Nothing in the records should be altered; retype them all exactly.

→ GIVEN RECORDS:

+ + + + +

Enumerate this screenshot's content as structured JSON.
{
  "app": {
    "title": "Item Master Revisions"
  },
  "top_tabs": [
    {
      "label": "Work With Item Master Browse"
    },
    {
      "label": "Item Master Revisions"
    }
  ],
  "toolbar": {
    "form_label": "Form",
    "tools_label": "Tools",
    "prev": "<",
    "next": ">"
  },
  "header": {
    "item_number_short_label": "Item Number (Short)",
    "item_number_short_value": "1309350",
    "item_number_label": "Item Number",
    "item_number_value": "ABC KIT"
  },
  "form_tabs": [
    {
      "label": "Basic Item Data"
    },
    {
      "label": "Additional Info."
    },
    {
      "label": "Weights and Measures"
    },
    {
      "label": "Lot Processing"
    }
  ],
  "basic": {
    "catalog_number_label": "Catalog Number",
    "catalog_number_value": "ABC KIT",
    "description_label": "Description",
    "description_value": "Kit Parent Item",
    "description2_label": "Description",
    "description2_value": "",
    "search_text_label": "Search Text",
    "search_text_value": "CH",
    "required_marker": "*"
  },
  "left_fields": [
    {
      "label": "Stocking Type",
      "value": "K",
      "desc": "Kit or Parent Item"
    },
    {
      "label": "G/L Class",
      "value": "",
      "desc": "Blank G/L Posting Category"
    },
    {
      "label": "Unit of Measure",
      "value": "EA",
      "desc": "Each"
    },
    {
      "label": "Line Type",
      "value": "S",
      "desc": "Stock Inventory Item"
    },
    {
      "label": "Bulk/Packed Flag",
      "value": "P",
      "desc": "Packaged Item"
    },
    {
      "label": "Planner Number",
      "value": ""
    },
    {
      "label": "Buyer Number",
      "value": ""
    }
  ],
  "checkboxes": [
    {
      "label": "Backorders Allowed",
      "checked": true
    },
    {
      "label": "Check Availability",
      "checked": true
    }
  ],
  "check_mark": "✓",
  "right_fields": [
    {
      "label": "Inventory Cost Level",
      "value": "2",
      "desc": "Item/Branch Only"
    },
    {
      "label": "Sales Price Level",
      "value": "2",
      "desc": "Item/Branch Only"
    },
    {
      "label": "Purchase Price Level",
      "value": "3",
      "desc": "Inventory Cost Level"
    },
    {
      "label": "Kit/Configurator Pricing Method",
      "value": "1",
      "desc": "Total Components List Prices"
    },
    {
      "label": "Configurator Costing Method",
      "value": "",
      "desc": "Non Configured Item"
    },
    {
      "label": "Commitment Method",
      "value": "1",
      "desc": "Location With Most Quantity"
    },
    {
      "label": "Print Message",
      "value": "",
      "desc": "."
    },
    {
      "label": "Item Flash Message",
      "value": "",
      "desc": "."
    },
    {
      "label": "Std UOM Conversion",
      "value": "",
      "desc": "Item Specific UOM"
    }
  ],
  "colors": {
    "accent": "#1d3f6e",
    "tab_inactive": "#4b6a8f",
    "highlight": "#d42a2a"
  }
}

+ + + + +

→ WRITTEN RESPONSE:
Enumerate this screenshot's content as structured JSON.
{
  "app": {
    "title": "Item Master Revisions"
  },
  "top_tabs": [
    {
      "label": "Work With Item Master Browse"
    },
    {
      "label": "Item Master Revisions"
    }
  ],
  "toolbar": {
    "form_label": "Form",
    "tools_label": "Tools",
    "prev": "<",
    "next": ">"
  },
  "header": {
    "item_number_short_label": "Item Number (Short)",
    "item_number_short_value": "1309350",
    "item_number_label": "Item Number",
    "item_number_value": "ABC KIT"
  },
  "form_tabs": [
    {
      "label": "Basic Item Data"
    },
    {
      "label": "Additional Info."
    },
    {
      "label": "Weights and Measures"
    },
    {
      "label": "Lot Processing"
    }
  ],
  "basic": {
    "catalog_number_label": "Catalog Number",
    "catalog_number_value": "ABC KIT",
    "description_label": "Description",
    "description_value": "Kit Parent Item",
    "description2_label": "Description",
    "description2_value": "",
    "search_text_label": "Search Text",
    "search_text_value": "CH",
    "required_marker": "*"
  },
  "left_fields": [
    {
      "label": "Stocking Type",
      "value": "K",
      "desc": "Kit or Parent Item"
    },
    {
      "label": "G/L Class",
      "value": "",
      "desc": "Blank G/L Posting Category"
    },
    {
      "label": "Unit of Measure",
      "value": "EA",
      "desc": "Each"
    },
    {
      "label": "Line Type",
      "value": "S",
      "desc": "Stock Inventory Item"
    },
    {
      "label": "Bulk/Packed Flag",
      "value": "P",
      "desc": "Packaged Item"
    },
    {
      "label": "Planner Number",
      "value": ""
    },
    {
      "label": "Buyer Number",
      "value": ""
    }
  ],
  "checkboxes": [
    {
      "label": "Backorders Allowed",
      "checked": true
    },
    {
      "label": "Check Availability",
      "checked": true
    }
  ],
  "check_mark": "✓",
  "right_fields": [
    {
      "label": "Inventory Cost Level",
      "value": "2",
      "desc": "Item/Branch Only"
    },
    {
      "label": "Sales Price Level",
      "value": "2",
      "desc": "Item/Branch Only"
    },
    {
      "label": "Purchase Price Level",
      "value": "3",
      "desc": "Inventory Cost Level"
    },
    {
      "label": "Kit/Configurator Pricing Method",
      "value": "1",
      "desc": "Total Components List Prices"
    },
    {
      "label": "Configurator Costing Method",
      "value": "",
      "desc": "Non Configured Item"
    },
    {
      "label": "Commitment Method",
      "value": "1",
      "desc": "Location With Most Quantity"
    },
    {
      "label": "Print Message",
      "value": "",
      "desc": "."
    },
    {
      "label": "Item Flash Message",
      "value": "",
      "desc": "."
    },
    {
      "label": "Std UOM Conversion",
      "value": "",
      "desc": "Item Specific UOM"
    }
  ],
  "colors": {
    "accent": "#1d3f6e",
    "tab_inactive": "#4b6a8f",
    "highlight": "#d42a2a"
  }
}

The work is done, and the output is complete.